Your passions do not necessarily need to relate to your job. However, they must showcase your strengths and align with the skills and expertise needed for the job.
When you’re preparing for an interview, think about all those things at work and outside of work that bring you joy, and see how they relate to the job you’re applying to.When you’re preparing for a job interview, you’re likely to glance over the “What are you passionate about?” interview question. Even though it seems like a harmless question that should be easy to answer, your response might come across as awkward and irrelevant if you don’t put some thought into it.

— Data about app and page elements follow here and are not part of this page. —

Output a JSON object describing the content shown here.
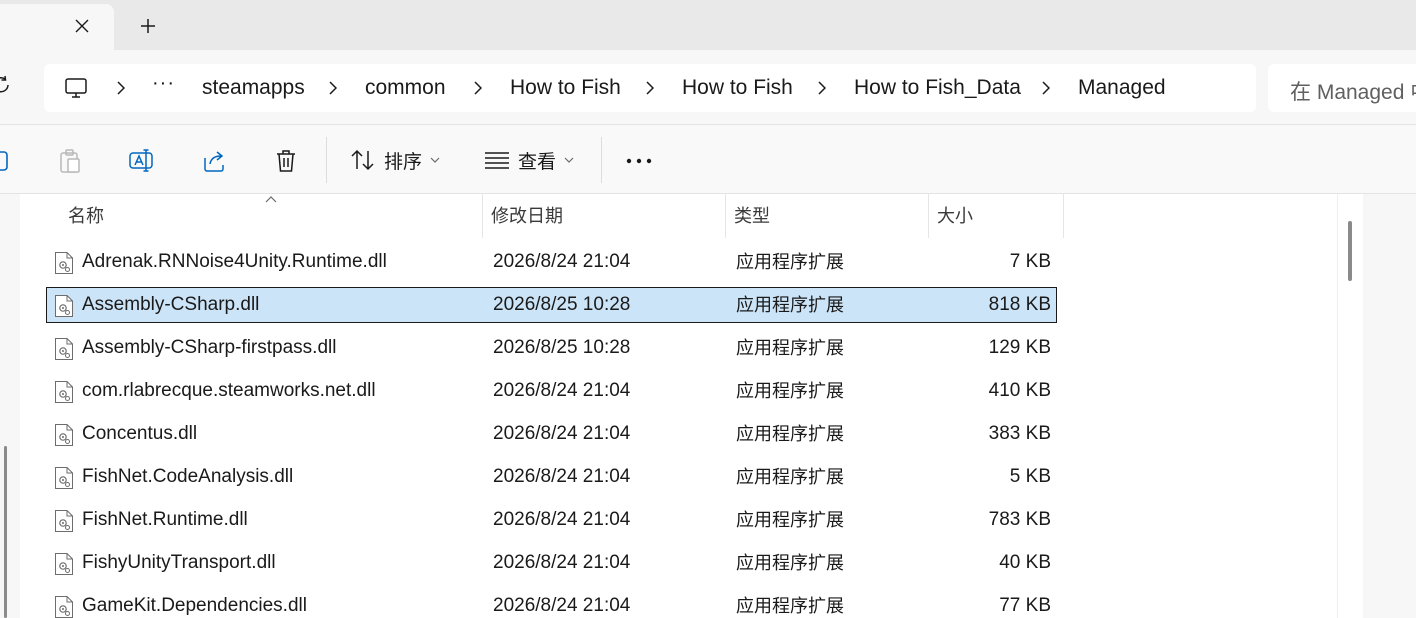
{
  "tab": {
    "close_icon": "close-icon",
    "new_tab_icon": "plus-icon"
  },
  "breadcrumb": {
    "more": "···",
    "items": [
      {
        "label": "steamapps"
      },
      {
        "label": "common"
      },
      {
        "label": "How to Fish"
      },
      {
        "label": "How to Fish"
      },
      {
        "label": "How to Fish_Data"
      },
      {
        "label": "Managed"
      }
    ]
  },
  "search": {
    "placeholder": "在 Managed 中"
  },
  "commands": {
    "sort_label": "排序",
    "view_label": "查看",
    "more_label": "···"
  },
  "columns": {
    "name": "名称",
    "modified": "修改日期",
    "type": "类型",
    "size": "大小"
  },
  "files": [
    {
      "name": "Adrenak.RNNoise4Unity.Runtime.dll",
      "modified": "2026/8/24 21:04",
      "type": "应用程序扩展",
      "size": "7 KB",
      "selected": false
    },
    {
      "name": "Assembly-CSharp.dll",
      "modified": "2026/8/25 10:28",
      "type": "应用程序扩展",
      "size": "818 KB",
      "selected": true
    },
    {
      "name": "Assembly-CSharp-firstpass.dll",
      "modified": "2026/8/25 10:28",
      "type": "应用程序扩展",
      "size": "129 KB",
      "selected": false
    },
    {
      "name": "com.rlabrecque.steamworks.net.dll",
      "modified": "2026/8/24 21:04",
      "type": "应用程序扩展",
      "size": "410 KB",
      "selected": false
    },
    {
      "name": "Concentus.dll",
      "modified": "2026/8/24 21:04",
      "type": "应用程序扩展",
      "size": "383 KB",
      "selected": false
    },
    {
      "name": "FishNet.CodeAnalysis.dll",
      "modified": "2026/8/24 21:04",
      "type": "应用程序扩展",
      "size": "5 KB",
      "selected": false
    },
    {
      "name": "FishNet.Runtime.dll",
      "modified": "2026/8/24 21:04",
      "type": "应用程序扩展",
      "size": "783 KB",
      "selected": false
    },
    {
      "name": "FishyUnityTransport.dll",
      "modified": "2026/8/24 21:04",
      "type": "应用程序扩展",
      "size": "40 KB",
      "selected": false
    },
    {
      "name": "GameKit.Dependencies.dll",
      "modified": "2026/8/24 21:04",
      "type": "应用程序扩展",
      "size": "77 KB",
      "selected": false
    }
  ],
  "colors": {
    "selection": "#cce4f7",
    "accent": "#0067c0"
  }
}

Asad's writing expertise lies in the fields of HR and marketing—putting him in the unique position of understanding the job-search process: both from the side of the applicant, and the side of the hiring managers. With this valuable blend of perspectives, he’s able to help his clients position themselves as top candidates for their desired roles.